*DIRECTIONS*: Go through the entries and copy every line that has the string "レイヤー" in it.

___ SUPPLIED MATERIAL

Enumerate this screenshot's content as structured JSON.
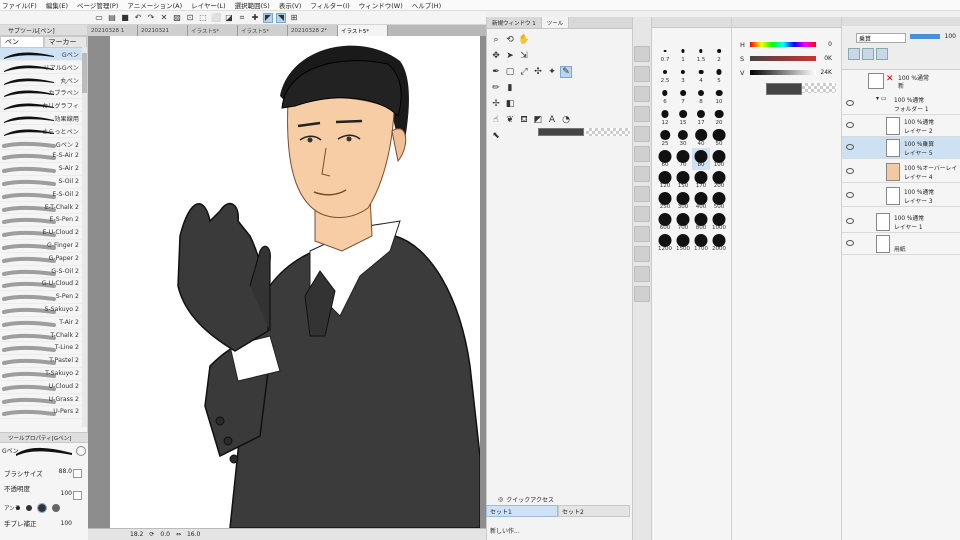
{
  "menu": [
    "ファイル(F)",
    "編集(E)",
    "ページ管理(P)",
    "アニメーション(A)",
    "レイヤー(L)",
    "選択範囲(S)",
    "表示(V)",
    "フィルター(I)",
    "ウィンドウ(W)",
    "ヘルプ(H)"
  ],
  "doc_tabs": [
    "20210328 1",
    "20210321",
    "イラスト5*",
    "イラスト5*",
    "20210328 2*",
    "イラスト5*"
  ],
  "left_panel": {
    "header": "サブツール[ペン]",
    "tab_pen": "ペン",
    "tab_marker": "マーカー",
    "brushes": [
      "Gペン",
      "リアルGペン",
      "丸ペン",
      "カブラペン",
      "カリグラフィ",
      "効果線用",
      "さらっとペン",
      "Gペン 2",
      "E-S-Air 2",
      "S-Air 2",
      "S-Oil 2",
      "E-S-Oil 2",
      "E-T-Chalk 2",
      "E-S-Pen 2",
      "E-U-Cloud 2",
      "G-Finger 2",
      "G-Paper 2",
      "G-S-Oil 2",
      "G-U-Cloud 2",
      "S-Pen 2",
      "S-Sakuyo 2",
      "T-Air 2",
      "T-Chalk 2",
      "T-Line 2",
      "T-Pastel 2",
      "T-Sakuyo 2",
      "U-Cloud 2",
      "U-Grass 2",
      "U-Pers 2"
    ]
  },
  "tool_property": {
    "header": "ツールプロパティ[Gペン]",
    "tool_name": "Gペン",
    "brush_size_label": "ブラシサイズ",
    "brush_size_value": "88.0",
    "opacity_label": "不透明度",
    "opacity_value": "100",
    "antialias_label": "アンチ",
    "stabilize_label": "手ブレ補正",
    "stabilize_value": "100"
  },
  "status": {
    "zoom": "18.2",
    "angle": "0.0",
    "size": "16.0"
  },
  "tool_panel": {
    "tabs": [
      "新規ウィンドウ 1",
      "ツール"
    ],
    "quick_access": "クイックアクセス",
    "sets": [
      "セット1",
      "セット2"
    ],
    "bottom_item": "新しい作..."
  },
  "brush_sizes": [
    "0.7",
    "1",
    "1.5",
    "2",
    "2.5",
    "3",
    "4",
    "5",
    "6",
    "7",
    "8",
    "10",
    "12",
    "15",
    "17",
    "20",
    "25",
    "30",
    "40",
    "50",
    "60",
    "70",
    "80",
    "100",
    "120",
    "150",
    "170",
    "200",
    "250",
    "300",
    "400",
    "500",
    "600",
    "700",
    "800",
    "1000",
    "1200",
    "1500",
    "1700",
    "2000"
  ],
  "brush_size_selected": "80",
  "color_sliders": [
    {
      "label": "H",
      "value": "0"
    },
    {
      "label": "S",
      "value": "0K"
    },
    {
      "label": "V",
      "value": "24K"
    }
  ],
  "layer_panel": {
    "blend_mode": "乗算",
    "opacity": "100",
    "new_label": "新",
    "layers": [
      {
        "l1": "100 %通常",
        "l2": "フォルダー 1"
      },
      {
        "l1": "100 %通常",
        "l2": "レイヤー 2"
      },
      {
        "l1": "100 %乗算",
        "l2": "レイヤー 5"
      },
      {
        "l1": "100 %オーバーレイ",
        "l2": "レイヤー 4"
      },
      {
        "l1": "100 %通常",
        "l2": "レイヤー 3"
      },
      {
        "l1": "100 %通常",
        "l2": "レイヤー 1"
      },
      {
        "l1": "",
        "l2": "用紙"
      }
    ]
  }
}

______

*ANSWER BOX*:
    "レイヤー(L)",
        "l2": "レイヤー 2"
        "l2": "レイヤー 5"
        "l2": "レイヤー 4"
        "l2": "レイヤー 3"
        "l2": "レイヤー 1"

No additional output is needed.